The end of August marks the return of farmers to their fields to prepare for harvest and the return of lawmakers to Washington to complete a long list of unfinished business.
It also marks an increase in the number of agriculture lobbyists plowing the halls of Congress, spreading tales of woe they hope will produce more federal spending for their clients. In reality the truly aggrieved party is taxpayers who are increasingly forced to subsidize uneconomically sustainable businesses.
A shining example of federal tax dollars underwriting an unsustainable business can be found in eastern Arkansas. This land is rice country. The issue is that rice farming, at least the way it’s been done in eastern Arkansas, isn’t sustainable. That’s not ideology, it’s geology (and economics). Rice is a water-intensive crop dependent upon irrigation. For over a century farmers choosing to grow rice in Arkansas have pumped water from the underground aquifer faster than nature can replenish it.
Seeing the writing on the wall, a handful of agricultural special interests convinced Congress in 1996 to authorize their favored solution to continue their excessive use of water, the Grand Prairie Area Demonstration project. The plan: Use the Army Corps of Engineers, a federal agency experienced in designing projects to promote commercial navigation, flood control, and environmental restoration, to build a massive agricultural irrigation project. With a current price tag of $551 million, a massive pumping station, reservoirs, and nearly 650 miles of canals and pipelines built with public dollars will transport formerly public “excess water” from the White River to some 800 private farms. After 20 years of wrangling, and surviving on congressional earmarks and appropriations slush-y funds, it’s about half built. Now the project’s proponents say the choice is for farmers to tap the region’s drinking water or the government to finish building this boondoggle.
But that’s not the only choice. We, like many Arkansan rice farmers, opposed this project since it was first floated because there are less-costly and less damaging alternatives. On-farm storage of surface water, a.k.a. building ponds, allows a farmer to save rainwater, of which there is plenty in Arkansas, for later use. Tailwater recovery systems, which recycle water back into fields, and improvements in irrigation canals reduce the loss of irrigation water. There’s also the option to grow crops that use less water than rice. But the common theme to these alternatives is that individual farmers would have to change. Oh, and they’d have to pay. The point of the Grand Prairie project is to ignore economics and physics so farmers can keep doing what they’ve been doing. And to have taxpayers pay for it.
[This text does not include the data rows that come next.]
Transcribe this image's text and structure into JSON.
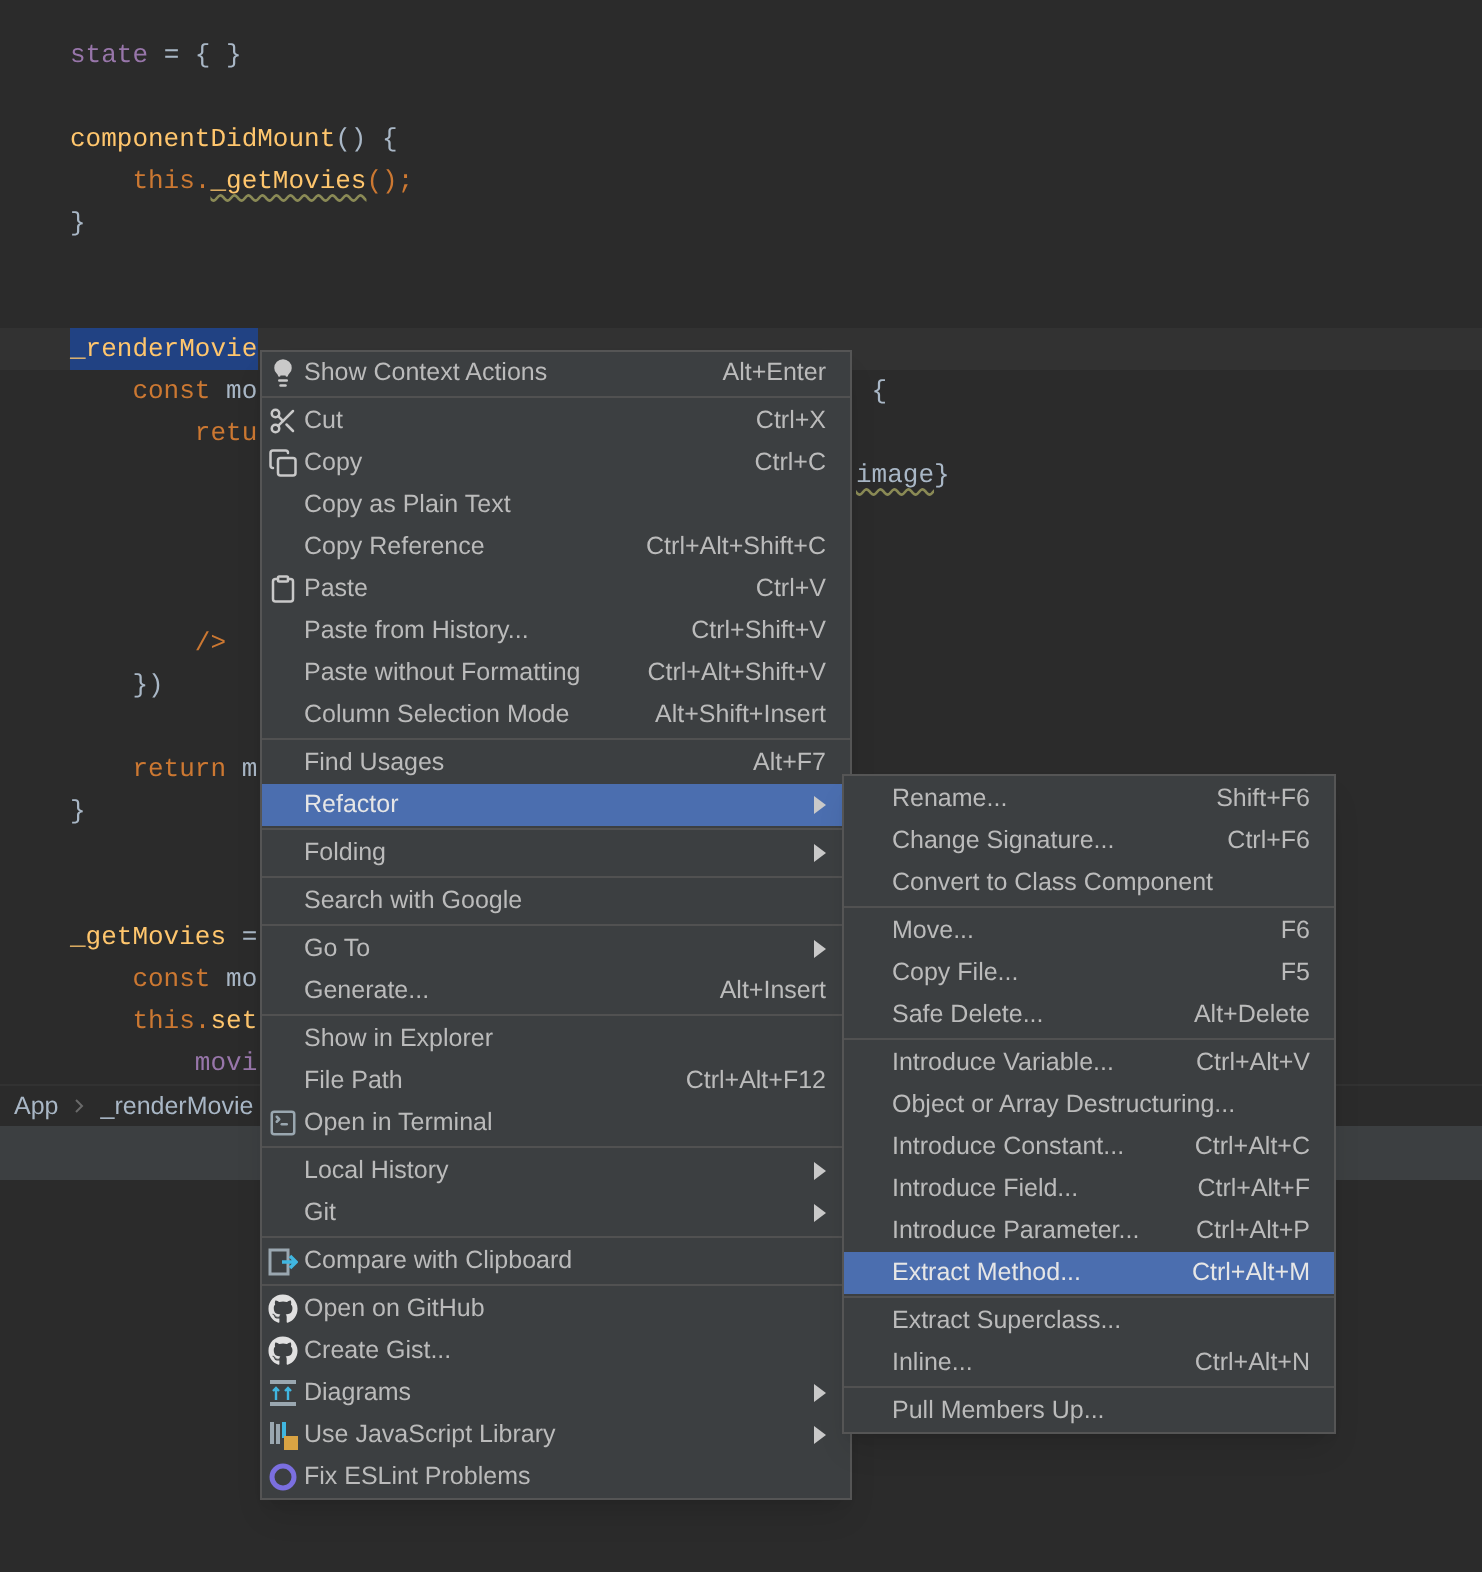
{
  "editor": {
    "lines": [
      {
        "segments": [
          {
            "text": "state",
            "kind": "field"
          },
          {
            "text": " = { }",
            "kind": "plain"
          }
        ]
      },
      {
        "segments": [
          {
            "text": "componentDidMount",
            "kind": "function"
          },
          {
            "text": "() {",
            "kind": "plain"
          }
        ]
      },
      {
        "segments": [
          {
            "text": "    this.",
            "kind": "keyword"
          },
          {
            "text": "_getMovies",
            "kind": "function",
            "warning": true
          },
          {
            "text": "();",
            "kind": "keyword"
          }
        ]
      },
      {
        "segments": [
          {
            "text": "}",
            "kind": "plain"
          }
        ]
      },
      {
        "current": true,
        "segments": [
          {
            "text": "_renderMovie",
            "kind": "function",
            "selected": true
          }
        ]
      },
      {
        "segments": [
          {
            "text": "    const ",
            "kind": "keyword"
          },
          {
            "text": "mo",
            "kind": "plain"
          }
        ],
        "tail": [
          {
            "text": " {",
            "kind": "plain"
          }
        ]
      },
      {
        "segments": [
          {
            "text": "        retu",
            "kind": "keyword"
          }
        ]
      },
      {
        "tail": [
          {
            "text": "image",
            "kind": "plain",
            "warning": true
          },
          {
            "text": "}",
            "kind": "plain"
          }
        ]
      },
      {
        "segments": [
          {
            "text": "        />",
            "kind": "keyword"
          }
        ]
      },
      {
        "segments": [
          {
            "text": "    })",
            "kind": "plain"
          }
        ]
      },
      {
        "segments": [
          {
            "text": "    return ",
            "kind": "keyword"
          },
          {
            "text": "m",
            "kind": "plain"
          }
        ]
      },
      {
        "segments": [
          {
            "text": "}",
            "kind": "plain"
          }
        ]
      },
      {
        "segments": [
          {
            "text": "_getMovies",
            "kind": "function"
          },
          {
            "text": " =",
            "kind": "plain"
          }
        ]
      },
      {
        "segments": [
          {
            "text": "    const ",
            "kind": "keyword"
          },
          {
            "text": "mo",
            "kind": "plain"
          }
        ]
      },
      {
        "segments": [
          {
            "text": "    this.",
            "kind": "keyword"
          },
          {
            "text": "set",
            "kind": "function"
          }
        ]
      },
      {
        "segments": [
          {
            "text": "        movi",
            "kind": "field"
          }
        ]
      }
    ]
  },
  "breadcrumbs": [
    "App",
    "_renderMovie"
  ],
  "context_menu": {
    "groups": [
      [
        {
          "label": "Show Context Actions",
          "shortcut": "Alt+Enter"
        }
      ],
      [
        {
          "label": "Cut",
          "shortcut": "Ctrl+X"
        },
        {
          "label": "Copy",
          "shortcut": "Ctrl+C"
        },
        {
          "label": "Copy as Plain Text"
        },
        {
          "label": "Copy Reference",
          "shortcut": "Ctrl+Alt+Shift+C"
        },
        {
          "label": "Paste",
          "shortcut": "Ctrl+V"
        },
        {
          "label": "Paste from History...",
          "shortcut": "Ctrl+Shift+V"
        },
        {
          "label": "Paste without Formatting",
          "shortcut": "Ctrl+Alt+Shift+V"
        },
        {
          "label": "Column Selection Mode",
          "shortcut": "Alt+Shift+Insert"
        }
      ],
      [
        {
          "label": "Find Usages",
          "shortcut": "Alt+F7",
          "selected": false
        },
        {
          "label": "Refactor",
          "submenu": true,
          "selected": true
        }
      ],
      [
        {
          "label": "Folding",
          "submenu": true
        }
      ],
      [
        {
          "label": "Search with Google"
        }
      ],
      [
        {
          "label": "Go To",
          "submenu": true
        },
        {
          "label": "Generate...",
          "shortcut": "Alt+Insert"
        }
      ],
      [
        {
          "label": "Show in Explorer"
        },
        {
          "label": "File Path",
          "shortcut": "Ctrl+Alt+F12"
        },
        {
          "label": "Open in Terminal"
        }
      ],
      [
        {
          "label": "Local History",
          "submenu": true
        },
        {
          "label": "Git",
          "submenu": true
        }
      ],
      [
        {
          "label": "Compare with Clipboard"
        }
      ],
      [
        {
          "label": "Open on GitHub"
        },
        {
          "label": "Create Gist..."
        },
        {
          "label": "Diagrams",
          "submenu": true
        },
        {
          "label": "Use JavaScript Library",
          "submenu": true
        },
        {
          "label": "Fix ESLint Problems"
        }
      ]
    ]
  },
  "submenu": {
    "groups": [
      [
        {
          "label": "Rename...",
          "shortcut": "Shift+F6"
        },
        {
          "label": "Change Signature...",
          "shortcut": "Ctrl+F6"
        },
        {
          "label": "Convert to Class Component"
        }
      ],
      [
        {
          "label": "Move...",
          "shortcut": "F6"
        },
        {
          "label": "Copy File...",
          "shortcut": "F5"
        },
        {
          "label": "Safe Delete...",
          "shortcut": "Alt+Delete"
        }
      ],
      [
        {
          "label": "Introduce Variable...",
          "shortcut": "Ctrl+Alt+V"
        },
        {
          "label": "Object or Array Destructuring..."
        },
        {
          "label": "Introduce Constant...",
          "shortcut": "Ctrl+Alt+C"
        },
        {
          "label": "Introduce Field...",
          "shortcut": "Ctrl+Alt+F"
        },
        {
          "label": "Introduce Parameter...",
          "shortcut": "Ctrl+Alt+P"
        },
        {
          "label": "Extract Method...",
          "shortcut": "Ctrl+Alt+M",
          "selected": true
        }
      ],
      [
        {
          "label": "Extract Superclass..."
        },
        {
          "label": "Inline...",
          "shortcut": "Ctrl+Alt+N"
        }
      ],
      [
        {
          "label": "Pull Members Up..."
        }
      ]
    ]
  }
}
The Grand Prairie project is just the tip of the iceberg when it comes to federal tax dollars being employed to bailout certain rice farmers from having to adjust to the physical and economic realities of agriculture. Rice producers benefit from federally subsidized crop insurance—$1.7 billion in coverage in 2016—though they complain it doesn’t pay them enough. The government has another program where payments are mailed to farmers if rice prices fall below a pre-set price. More than $940 million in payments have gone out in the last two years. There are also public research dollars, trade promotion programs, and numerous loan programs. The rice sector is so flooded with public dollars the research arm of Congress just reported that since the 2014 farm bill was passed, at $238.47 per-acre, government subsidies make up 27 percent of rice’s value per-acre value. That makes rice the second-most subsidized crop in the U.S. on a per-acre value.
Get used to it, because similar self-serving schemes are likely to be attempted many times over as special interests are scrambling to rewrite federal agriculture policy before the current farm bill expires in 2018. Cotton growers are upset they don’t have the same government price guarantees as rice. Dairy interests are bitter their “Margin Protection Program” hasn’t produced bigger margins. The Farm Bureau has a seven-page bulleted laundry list of demands.
For all these groups the basic argument boils down to “give us more federal money so we don’t have to adjust.”
It doesn’t have to be this way. Taxpayers can afford to create a cost-effective, transparent safety net for agricultural producers that is responsive to current needs and conditions, and in which all parties are held accountable for producing results benefitting the public interest. What we can’t afford is to increase federal deficits building a web of federal programs to give every agricultural commodity a self-licking (r)ice cream cone.